The beleaguered Hispania Racing team has agreed a deal to use one of Mercedes GP Petronas' two windtunnel facilities in a bid to get its new F111 up to speed.
The Spanish outfit missed the qualifying cut at the season-opening Australian Grand Prix, having hardly run in free practice, and did not complete a single testing lap with its new car for the second year in succession. While the team's actions have attracted critics by the score, principal Colin Kolles insists that it is a deserving member of the F1 fraternity, while drivers Narain Karthikeyan and Tonio Liuzzi believe that they will make the race in Malaysia this weekend.
While the problem to date, according to the team, has been a lack of parts - or having them held up 'in customs' - the deal to use Mercedes' redundant Brackley windtunnel should help to speed the development of those that do make it onto the car.
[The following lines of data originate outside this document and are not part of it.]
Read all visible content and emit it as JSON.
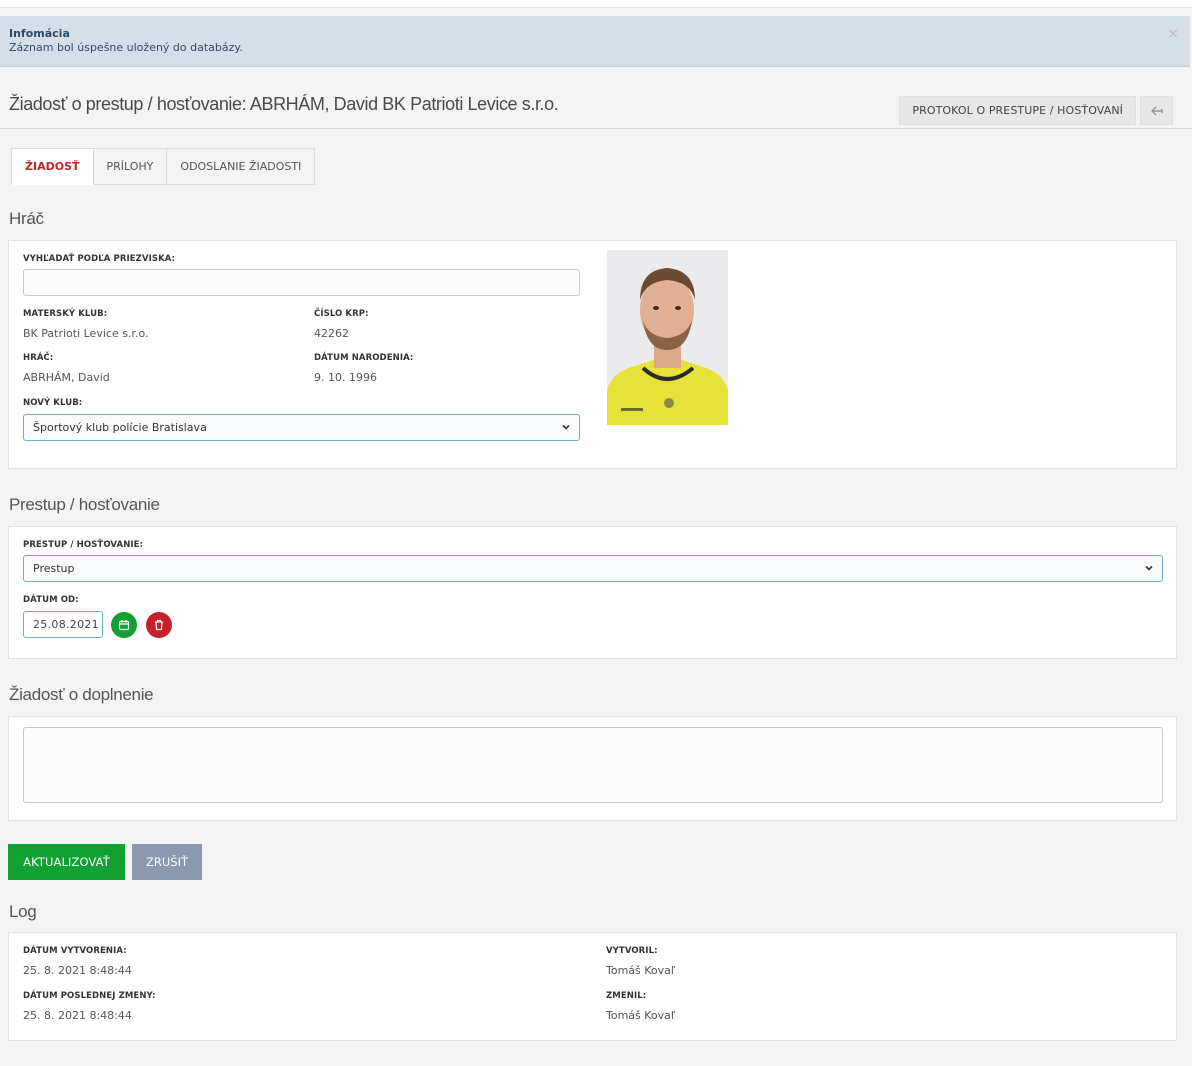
{
  "alert": {
    "title": "Infomácia",
    "message": "Záznam bol úspešne uložený do databázy.",
    "close": "×"
  },
  "header": {
    "title": "Žiadosť o prestup / hosťovanie: ABRHÁM, David BK Patrioti Levice s.r.o.",
    "protocol_button": "PROTOKOL O PRESTUPE / HOSŤOVANÍ"
  },
  "tabs": [
    {
      "label": "ŽIADOSŤ",
      "active": true
    },
    {
      "label": "PRÍLOHY",
      "active": false
    },
    {
      "label": "ODOSLANIE ŽIADOSTI",
      "active": false
    }
  ],
  "player": {
    "section_title": "Hráč",
    "search_label": "VYHĽADAŤ PODĽA PRIEZVISKA:",
    "search_value": "",
    "home_club_label": "MATERSKÝ KLUB:",
    "home_club": "BK Patrioti Levice s.r.o.",
    "krp_label": "ČÍSLO KRP:",
    "krp": "42262",
    "player_label": "HRÁČ:",
    "player_name": "ABRHÁM, David",
    "birth_label": "DÁTUM NARODENIA:",
    "birth_date": "9. 10. 1996",
    "new_club_label": "NOVÝ KLUB:",
    "new_club": "Športový klub polície Bratislava"
  },
  "transfer": {
    "section_title": "Prestup / hosťovanie",
    "type_label": "PRESTUP / HOSŤOVANIE:",
    "type_value": "Prestup",
    "date_label": "DÁTUM OD:",
    "date_value": "25.08.2021"
  },
  "supplement": {
    "section_title": "Žiadosť o doplnenie",
    "value": ""
  },
  "actions": {
    "update": "AKTUALIZOVAŤ",
    "cancel": "ZRUŠIŤ"
  },
  "log": {
    "section_title": "Log",
    "created_label": "DÁTUM VYTVORENIA:",
    "created": "25. 8. 2021 8:48:44",
    "created_by_label": "VYTVORIL:",
    "created_by": "Tomáš Kovaľ",
    "modified_label": "DÁTUM POSLEDNEJ ZMENY:",
    "modified": "25. 8. 2021 8:48:44",
    "modified_by_label": "ZMENIL:",
    "modified_by": "Tomáš Kovaľ"
  },
  "colors": {
    "accent_red": "#c0272d",
    "success_green": "#11a031",
    "danger_red": "#c8202a",
    "alert_bg": "#d6dee8"
  }
}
Last year's F110 hardly changed throughout the season, despite venues as diverse as Monaco and Monza, but the team is hopeful that it can produce upgrades for the F111 as the season progresses.
F1 scribe Joe Saward broke the news of the windtunnel deal, confirming that Mercedes was unable to use both of its facilities due to the current Resources Restriction Agreement, and reports that, quite apart from the new nose on the F111 at Sepang this weekend, there are plans for other new bits destined to appear at the Chinese GP next week.
The nose brought to Malaysia is the part that had yet to pass the mandatory FIA crash test in time for Melbourne – but has since done so – and will form part of a new front wing assembly that the team hopes will bring it closer to fellow 2010 newcomers Lotus and Virgin and, as a result, into the race on Sunday.
Kolles, however, admits that he remains unsure of how much difference the new parts will make, and it has to be said that, if HRT is using the windtunnel that Mercedes has set aside, it isn't going to help much as presumably the German giant is using the better of the two it owns and is still struggling to produce a competitive car.
“In Australia, we just did the roll-out in qualifying,” Kolles told Adam Cooper's F1 blog at Kuala Lumpur airport, “The drivers were looking in their mirrors for quicker cars, but everything worked, including the moveable rear wing.”